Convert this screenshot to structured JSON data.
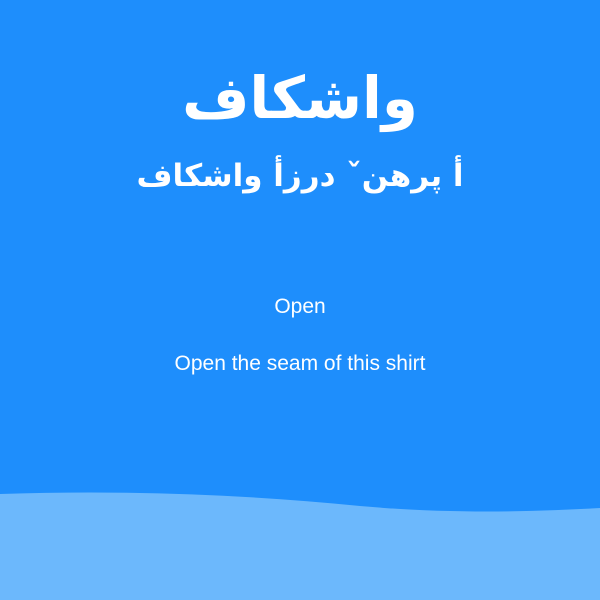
{
  "card": {
    "word": "واشکاف",
    "phrase": "أ پرهنˇ درزأ واشکاف",
    "gloss": "Open",
    "sentence": "Open the seam of this shirt"
  },
  "colors": {
    "background": "#1E8EFC",
    "wave": "#6CB8FC",
    "text": "#FFFFFF"
  }
}
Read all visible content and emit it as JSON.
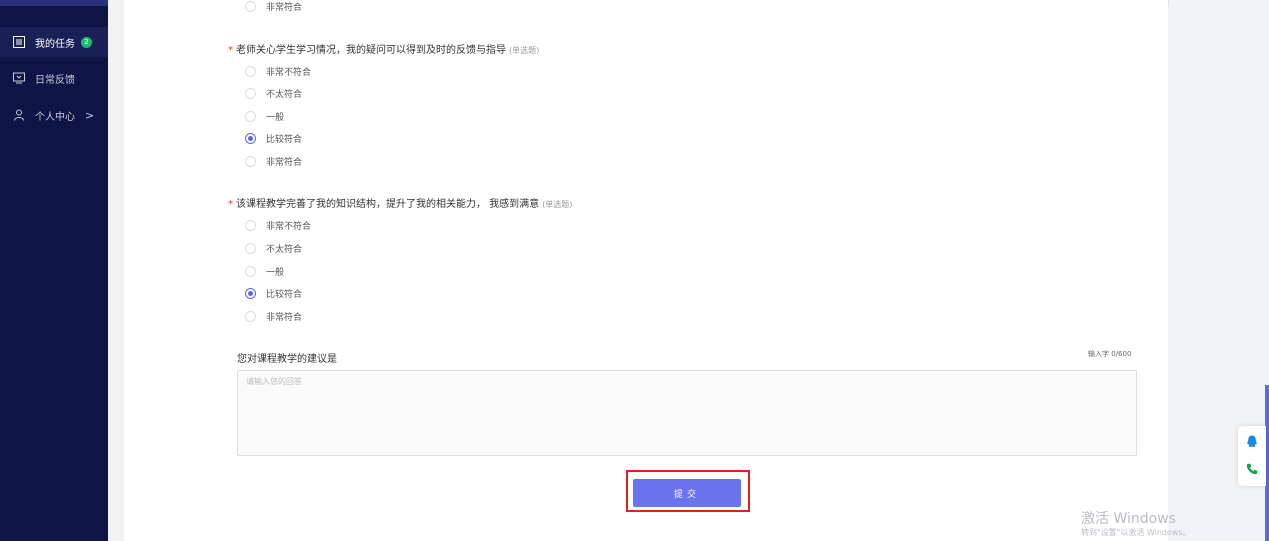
{
  "sidebar": {
    "items": [
      {
        "label": "我的任务",
        "badge": "2",
        "icon": "list-icon"
      },
      {
        "label": "日常反馈",
        "icon": "monitor-icon"
      },
      {
        "label": "个人中心",
        "icon": "user-icon",
        "chevron": ">"
      }
    ]
  },
  "top_option": "非常符合",
  "questions": [
    {
      "title": "老师关心学生学习情况，我的疑问可以得到及时的反馈与指导",
      "required": "*",
      "type_tag": "(单选题)",
      "options": [
        "非常不符合",
        "不太符合",
        "一般",
        "比较符合",
        "非常符合"
      ],
      "selected": "比较符合"
    },
    {
      "title": "该课程教学完善了我的知识结构，提升了我的相关能力， 我感到满意",
      "required": "*",
      "type_tag": "(单选题)",
      "options": [
        "非常不符合",
        "不太符合",
        "一般",
        "比较符合",
        "非常符合"
      ],
      "selected": "比较符合"
    }
  ],
  "suggestion": {
    "label": "您对课程教学的建议是",
    "counter": "输入字 0/600",
    "placeholder": "请输入您的回答"
  },
  "submit_label": "提交",
  "watermark": {
    "line1": "激活 Windows",
    "line2": "转到\"设置\"以激活 Windows。"
  },
  "colors": {
    "sidebar_bg": "#0f1446",
    "accent": "#6b73ef",
    "required": "#ed4014",
    "badge": "#19be6b",
    "highlight": "#e0201c"
  }
}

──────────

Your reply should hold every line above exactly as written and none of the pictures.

Answer to the exercise -
Convert this screenshot to structured JSON data.
{
  "card": {
    "word": "واشکاف",
    "phrase": "أ پرهنˇ درزأ واشکاف",
    "gloss": "Open",
    "sentence": "Open the seam of this shirt"
  },
  "colors": {
    "background": "#1E8EFC",
    "wave": "#6CB8FC",
    "text": "#FFFFFF"
  }
}
Read all visible content and emit it as JSON.
{
  "sidebar": {
    "items": [
      {
        "label": "我的任务",
        "badge": "2",
        "icon": "list-icon"
      },
      {
        "label": "日常反馈",
        "icon": "monitor-icon"
      },
      {
        "label": "个人中心",
        "icon": "user-icon",
        "chevron": ">"
      }
    ]
  },
  "top_option": "非常符合",
  "questions": [
    {
      "title": "老师关心学生学习情况，我的疑问可以得到及时的反馈与指导",
      "required": "*",
      "type_tag": "(单选题)",
      "options": [
        "非常不符合",
        "不太符合",
        "一般",
        "比较符合",
        "非常符合"
      ],
      "selected": "比较符合"
    },
    {
      "title": "该课程教学完善了我的知识结构，提升了我的相关能力， 我感到满意",
      "required": "*",
      "type_tag": "(单选题)",
      "options": [
        "非常不符合",
        "不太符合",
        "一般",
        "比较符合",
        "非常符合"
      ],
      "selected": "比较符合"
    }
  ],
  "suggestion": {
    "label": "您对课程教学的建议是",
    "counter": "输入字 0/600",
    "placeholder": "请输入您的回答"
  },
  "submit_label": "提交",
  "watermark": {
    "line1": "激活 Windows",
    "line2": "转到\"设置\"以激活 Windows。"
  },
  "colors": {
    "sidebar_bg": "#0f1446",
    "accent": "#6b73ef",
    "required": "#ed4014",
    "badge": "#19be6b",
    "highlight": "#e0201c"
  }
}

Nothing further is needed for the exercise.